By David Jennings*

10 March 2010: Bolton’s fine neo-classical town hall is the centrepiece of one of Britain’s most impressive compositions of civic architecture. The town hall itself was built 1866-73, to the designs of William Hill of Leeds, assisted by George Woodhouse. It was opened on 5th June 1873 by Albert Edward, Prince of Wales, later to become Edward VII.

The main building faces the pedestrianised Victoria Square and takes the form of a classical temple, with a projecting portico of composite columns, surmounted by a pediment containing allegorical sculptures by W Calder Marshall. The sculptures depict aspects of the cotton manufacturing industry, on which Bolton’s wealth was built in the 18th and 19th centuries. The portico is flanked by matching ranges either side, each of 5 bays, again with Composite columns. Behind the portico, set back, is a 200ft (61m) tall clock tower in the baroque style, with a stone dome, topped by an elaborate fleche. The building was extended in an identical style in 1938 to designs by the Bolton architectural firm of Bradshaw, Gass and Hope.

The interior houses the formal Council Chamber and Committee Rooms, as well as offices and two public halls, the Albert Hall and Festival Hall. The original Albert Hall was destroyed by fire in 1981, and rebuilt with two smaller and more flexible spaces. Other rooms retain original details, such as heavily ornamental plasterwork to ceilings and cornices, pedimented door cases and panelled doors. The main corridors have decorative floor tiles by the firm of Minton Hollins – supposedly fire resistant.

Behind the town hall is the magnificent sweep of Le Mans crescent, a long curved terrace of 26 bays in a plain classical style, divided by a central, triple-arched triumphal gateway. Built in 1931-39, again by Bradshaw, Gass, and Hope, the crescent contains civic offices, and the town’s museum and art gallery and main library.

* David Jennings is an independent management consultant working on policy and strategy development and stakeholder engagement, including government and business relationship management. He is an Associate of Indepen and Achill Management




The original Albert Hall before it was destroyed by fire in 1981


Also by David Jennings
Southampton
Civic Centre

One of Britain’s oldest cities, Southampton has in its Civic Centre, one of its newest – and largest – civic buildings. The origins of today’s city can be traced back to a 6th century Saxon settlement, which grew throughout the mediaeval period to become one of Britain’s greatest trading ports: famous ships include the Mayflower , which sailed from here (via Plymouth) to America in 1620, and the Titanic began her ill-fated maiden voyage from Southampton in 1912.
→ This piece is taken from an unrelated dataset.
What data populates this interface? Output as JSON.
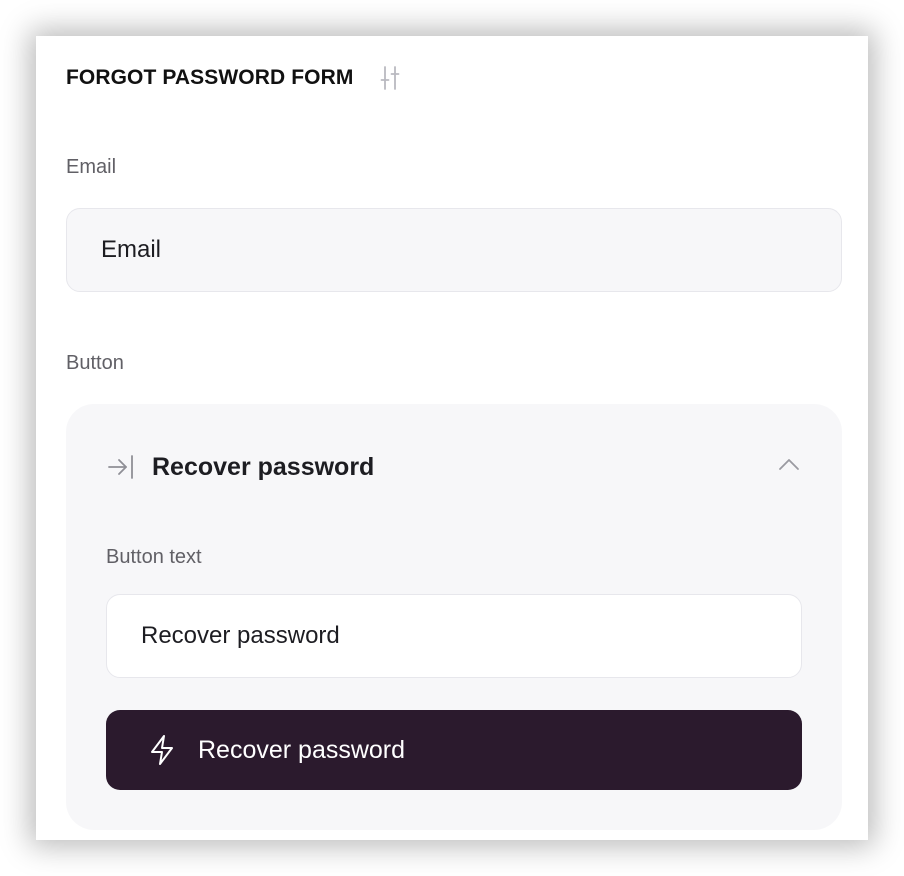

However, the then Borough’s government had expanded piecemeal over the period, and was housed in a number of different buildings scattered throughout the city. From the late 19th century onwards there was much debate about bringing the offices together in a single building. This dream was not, however, realised until E Berry Webber won a competition held in 1928, to build a series of interlinked Civic buildings on a former mediaeval common known as the West Marlands. The foundation stone was laid by Prince Albert, Duke of York – later King George VI – who also opened the first block, housing municipal offices, in 1932. The building was not completed until 1939, by which time it included, in addition to the municipal offices, the Guildhall, Art Gallery, Public Library and Law Courts (now occupied by the Police). More